**Directions:** If a line below includes the string "text", copy it.

-- Supplied material follows --

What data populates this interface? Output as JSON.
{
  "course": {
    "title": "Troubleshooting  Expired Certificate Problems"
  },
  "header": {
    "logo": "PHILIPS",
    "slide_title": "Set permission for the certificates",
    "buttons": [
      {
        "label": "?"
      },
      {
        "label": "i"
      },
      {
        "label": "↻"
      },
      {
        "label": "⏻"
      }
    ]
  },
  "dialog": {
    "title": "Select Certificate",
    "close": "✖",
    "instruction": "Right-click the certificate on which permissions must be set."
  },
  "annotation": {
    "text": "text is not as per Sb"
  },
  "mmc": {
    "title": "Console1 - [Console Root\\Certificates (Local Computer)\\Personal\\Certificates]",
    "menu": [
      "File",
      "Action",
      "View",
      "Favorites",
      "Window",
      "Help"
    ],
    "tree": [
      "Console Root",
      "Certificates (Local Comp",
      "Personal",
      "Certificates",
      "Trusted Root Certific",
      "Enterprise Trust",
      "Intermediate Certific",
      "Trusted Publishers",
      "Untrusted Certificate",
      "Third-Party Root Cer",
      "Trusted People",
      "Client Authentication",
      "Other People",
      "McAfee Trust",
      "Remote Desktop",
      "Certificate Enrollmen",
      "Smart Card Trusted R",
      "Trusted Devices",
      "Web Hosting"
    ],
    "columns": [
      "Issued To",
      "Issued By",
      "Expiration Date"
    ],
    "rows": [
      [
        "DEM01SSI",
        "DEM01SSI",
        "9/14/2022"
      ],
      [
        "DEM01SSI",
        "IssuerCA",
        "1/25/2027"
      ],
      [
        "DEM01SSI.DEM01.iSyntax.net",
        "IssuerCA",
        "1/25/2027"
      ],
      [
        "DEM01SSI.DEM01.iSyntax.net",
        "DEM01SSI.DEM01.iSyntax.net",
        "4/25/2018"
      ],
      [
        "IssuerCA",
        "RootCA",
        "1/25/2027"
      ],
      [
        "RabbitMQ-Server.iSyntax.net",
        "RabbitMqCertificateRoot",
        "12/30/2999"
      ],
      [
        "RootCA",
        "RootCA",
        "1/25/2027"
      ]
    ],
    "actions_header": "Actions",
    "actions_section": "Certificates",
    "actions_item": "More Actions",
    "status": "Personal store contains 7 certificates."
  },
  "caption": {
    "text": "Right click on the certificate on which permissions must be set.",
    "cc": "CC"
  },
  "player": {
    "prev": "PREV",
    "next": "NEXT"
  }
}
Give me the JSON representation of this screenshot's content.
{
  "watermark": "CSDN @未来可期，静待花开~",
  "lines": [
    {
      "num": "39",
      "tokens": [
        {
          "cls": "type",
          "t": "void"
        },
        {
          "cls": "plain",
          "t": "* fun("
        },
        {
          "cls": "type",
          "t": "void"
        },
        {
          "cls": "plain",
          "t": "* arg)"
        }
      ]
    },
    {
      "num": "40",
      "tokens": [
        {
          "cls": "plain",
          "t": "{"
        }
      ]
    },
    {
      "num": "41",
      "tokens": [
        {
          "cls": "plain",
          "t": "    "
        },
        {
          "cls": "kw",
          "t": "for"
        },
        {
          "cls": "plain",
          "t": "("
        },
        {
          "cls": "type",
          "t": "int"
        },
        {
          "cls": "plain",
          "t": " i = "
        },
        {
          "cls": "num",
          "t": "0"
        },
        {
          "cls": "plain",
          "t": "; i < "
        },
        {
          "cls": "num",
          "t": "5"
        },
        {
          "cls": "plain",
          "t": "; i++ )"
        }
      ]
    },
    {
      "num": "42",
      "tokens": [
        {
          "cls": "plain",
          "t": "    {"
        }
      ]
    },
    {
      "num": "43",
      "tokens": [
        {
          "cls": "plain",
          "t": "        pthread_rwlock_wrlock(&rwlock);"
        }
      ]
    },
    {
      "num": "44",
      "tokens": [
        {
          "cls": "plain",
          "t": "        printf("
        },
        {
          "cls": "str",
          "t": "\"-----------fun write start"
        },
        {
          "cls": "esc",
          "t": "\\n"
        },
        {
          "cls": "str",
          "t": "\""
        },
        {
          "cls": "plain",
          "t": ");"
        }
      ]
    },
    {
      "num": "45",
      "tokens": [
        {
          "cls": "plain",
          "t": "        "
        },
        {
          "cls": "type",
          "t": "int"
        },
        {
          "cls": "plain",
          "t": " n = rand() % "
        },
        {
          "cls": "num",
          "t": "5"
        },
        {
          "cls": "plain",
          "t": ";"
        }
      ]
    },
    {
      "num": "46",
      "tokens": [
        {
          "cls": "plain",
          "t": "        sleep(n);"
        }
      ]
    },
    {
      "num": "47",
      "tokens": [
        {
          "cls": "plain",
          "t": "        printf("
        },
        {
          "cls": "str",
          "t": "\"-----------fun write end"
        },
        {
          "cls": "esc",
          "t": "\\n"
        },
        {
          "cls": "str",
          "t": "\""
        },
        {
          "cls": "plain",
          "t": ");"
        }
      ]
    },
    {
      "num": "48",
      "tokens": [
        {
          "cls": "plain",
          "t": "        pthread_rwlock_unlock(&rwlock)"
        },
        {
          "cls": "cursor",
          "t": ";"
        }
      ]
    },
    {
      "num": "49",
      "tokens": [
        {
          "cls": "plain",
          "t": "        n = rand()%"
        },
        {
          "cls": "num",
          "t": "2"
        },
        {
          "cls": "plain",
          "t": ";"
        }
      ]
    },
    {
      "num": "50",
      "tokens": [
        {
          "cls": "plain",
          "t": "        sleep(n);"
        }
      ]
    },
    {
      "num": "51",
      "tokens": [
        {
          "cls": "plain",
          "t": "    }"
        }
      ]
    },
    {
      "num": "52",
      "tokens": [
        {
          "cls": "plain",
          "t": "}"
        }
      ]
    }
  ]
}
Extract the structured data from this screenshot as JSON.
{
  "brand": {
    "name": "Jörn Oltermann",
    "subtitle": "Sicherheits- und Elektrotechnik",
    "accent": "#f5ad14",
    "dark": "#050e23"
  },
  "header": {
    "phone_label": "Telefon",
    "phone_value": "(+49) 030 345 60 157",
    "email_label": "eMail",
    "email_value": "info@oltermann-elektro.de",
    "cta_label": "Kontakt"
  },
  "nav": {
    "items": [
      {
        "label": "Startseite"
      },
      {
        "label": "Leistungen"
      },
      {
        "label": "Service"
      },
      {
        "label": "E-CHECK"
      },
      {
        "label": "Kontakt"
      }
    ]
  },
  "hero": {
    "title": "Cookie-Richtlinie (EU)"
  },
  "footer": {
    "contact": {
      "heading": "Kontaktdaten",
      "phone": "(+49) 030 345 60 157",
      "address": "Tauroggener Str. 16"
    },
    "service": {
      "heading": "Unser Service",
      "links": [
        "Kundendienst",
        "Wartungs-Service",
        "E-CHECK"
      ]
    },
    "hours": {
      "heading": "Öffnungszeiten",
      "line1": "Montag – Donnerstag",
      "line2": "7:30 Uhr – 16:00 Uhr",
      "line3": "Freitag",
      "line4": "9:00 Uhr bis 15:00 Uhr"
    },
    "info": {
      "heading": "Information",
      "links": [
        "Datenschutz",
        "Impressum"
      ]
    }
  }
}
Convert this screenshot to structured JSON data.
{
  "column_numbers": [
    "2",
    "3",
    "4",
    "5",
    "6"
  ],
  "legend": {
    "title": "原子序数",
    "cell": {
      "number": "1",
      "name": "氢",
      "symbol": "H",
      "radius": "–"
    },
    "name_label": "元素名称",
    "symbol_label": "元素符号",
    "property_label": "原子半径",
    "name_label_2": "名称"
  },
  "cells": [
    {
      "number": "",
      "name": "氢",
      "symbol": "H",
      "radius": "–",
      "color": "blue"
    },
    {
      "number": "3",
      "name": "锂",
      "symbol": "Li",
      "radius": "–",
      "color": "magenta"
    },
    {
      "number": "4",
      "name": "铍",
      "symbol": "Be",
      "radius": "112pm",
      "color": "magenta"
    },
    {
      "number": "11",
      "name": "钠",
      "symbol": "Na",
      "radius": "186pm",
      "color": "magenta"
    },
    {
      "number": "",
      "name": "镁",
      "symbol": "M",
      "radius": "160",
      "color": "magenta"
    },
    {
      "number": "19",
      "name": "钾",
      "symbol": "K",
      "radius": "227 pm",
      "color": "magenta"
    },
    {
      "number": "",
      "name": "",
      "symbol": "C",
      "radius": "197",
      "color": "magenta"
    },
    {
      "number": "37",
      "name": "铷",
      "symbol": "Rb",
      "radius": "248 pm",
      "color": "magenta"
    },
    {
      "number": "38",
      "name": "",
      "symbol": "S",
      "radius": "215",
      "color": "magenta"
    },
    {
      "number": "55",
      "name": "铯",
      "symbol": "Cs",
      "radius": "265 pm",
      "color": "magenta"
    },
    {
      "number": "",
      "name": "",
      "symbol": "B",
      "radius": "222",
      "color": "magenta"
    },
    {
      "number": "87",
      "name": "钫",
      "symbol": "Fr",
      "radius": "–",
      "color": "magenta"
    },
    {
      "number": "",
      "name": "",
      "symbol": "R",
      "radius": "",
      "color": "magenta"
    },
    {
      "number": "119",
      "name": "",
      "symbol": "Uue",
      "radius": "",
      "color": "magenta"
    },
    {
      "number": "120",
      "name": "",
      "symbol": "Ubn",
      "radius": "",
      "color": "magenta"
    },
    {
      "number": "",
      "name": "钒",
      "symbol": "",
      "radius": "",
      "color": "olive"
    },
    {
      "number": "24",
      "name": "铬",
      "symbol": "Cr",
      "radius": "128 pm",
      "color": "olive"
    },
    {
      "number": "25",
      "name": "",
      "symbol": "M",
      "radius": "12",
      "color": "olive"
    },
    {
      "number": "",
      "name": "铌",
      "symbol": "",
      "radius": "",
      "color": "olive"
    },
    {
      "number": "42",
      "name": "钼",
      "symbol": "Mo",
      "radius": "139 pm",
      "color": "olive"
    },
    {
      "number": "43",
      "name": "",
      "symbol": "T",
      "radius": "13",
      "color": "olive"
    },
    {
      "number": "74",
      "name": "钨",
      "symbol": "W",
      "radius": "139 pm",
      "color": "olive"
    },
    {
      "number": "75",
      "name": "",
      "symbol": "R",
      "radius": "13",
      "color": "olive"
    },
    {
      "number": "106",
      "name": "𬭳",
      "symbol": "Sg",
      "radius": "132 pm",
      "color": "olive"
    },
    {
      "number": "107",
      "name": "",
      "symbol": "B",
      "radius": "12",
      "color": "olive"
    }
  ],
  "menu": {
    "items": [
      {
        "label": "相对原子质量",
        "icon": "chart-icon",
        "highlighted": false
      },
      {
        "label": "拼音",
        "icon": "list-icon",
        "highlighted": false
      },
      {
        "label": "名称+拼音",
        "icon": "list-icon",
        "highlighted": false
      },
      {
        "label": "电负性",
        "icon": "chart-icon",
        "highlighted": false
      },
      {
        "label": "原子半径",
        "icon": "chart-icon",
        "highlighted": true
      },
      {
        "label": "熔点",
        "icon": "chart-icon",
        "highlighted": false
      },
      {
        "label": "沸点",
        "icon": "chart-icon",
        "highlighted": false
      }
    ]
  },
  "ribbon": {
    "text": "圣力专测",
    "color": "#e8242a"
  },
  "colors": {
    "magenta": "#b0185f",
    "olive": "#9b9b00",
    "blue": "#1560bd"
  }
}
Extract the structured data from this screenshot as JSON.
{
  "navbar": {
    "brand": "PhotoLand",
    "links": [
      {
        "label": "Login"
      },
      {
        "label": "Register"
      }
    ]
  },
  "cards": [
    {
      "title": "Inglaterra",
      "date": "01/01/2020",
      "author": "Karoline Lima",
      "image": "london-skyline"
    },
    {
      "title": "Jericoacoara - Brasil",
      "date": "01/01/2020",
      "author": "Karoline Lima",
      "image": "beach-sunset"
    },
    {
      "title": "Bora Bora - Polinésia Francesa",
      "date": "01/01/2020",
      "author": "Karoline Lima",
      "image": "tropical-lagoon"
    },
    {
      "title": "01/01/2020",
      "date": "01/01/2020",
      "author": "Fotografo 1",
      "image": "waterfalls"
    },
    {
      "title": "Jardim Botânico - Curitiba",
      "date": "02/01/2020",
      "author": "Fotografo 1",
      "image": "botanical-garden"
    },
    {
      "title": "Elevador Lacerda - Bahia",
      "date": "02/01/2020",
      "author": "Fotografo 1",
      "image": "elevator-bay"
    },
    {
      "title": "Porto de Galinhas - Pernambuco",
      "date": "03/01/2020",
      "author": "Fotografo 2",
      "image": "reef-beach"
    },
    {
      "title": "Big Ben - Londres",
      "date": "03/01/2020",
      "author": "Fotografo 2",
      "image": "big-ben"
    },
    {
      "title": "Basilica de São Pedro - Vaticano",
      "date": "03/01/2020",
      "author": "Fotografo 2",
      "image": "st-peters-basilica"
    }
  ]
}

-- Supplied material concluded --

**Answer to the exercise:**
    "text": "text is not as per Sb"
    "text": "Right click on the certificate on which permissions must be set.",
    "text": "圣力专测",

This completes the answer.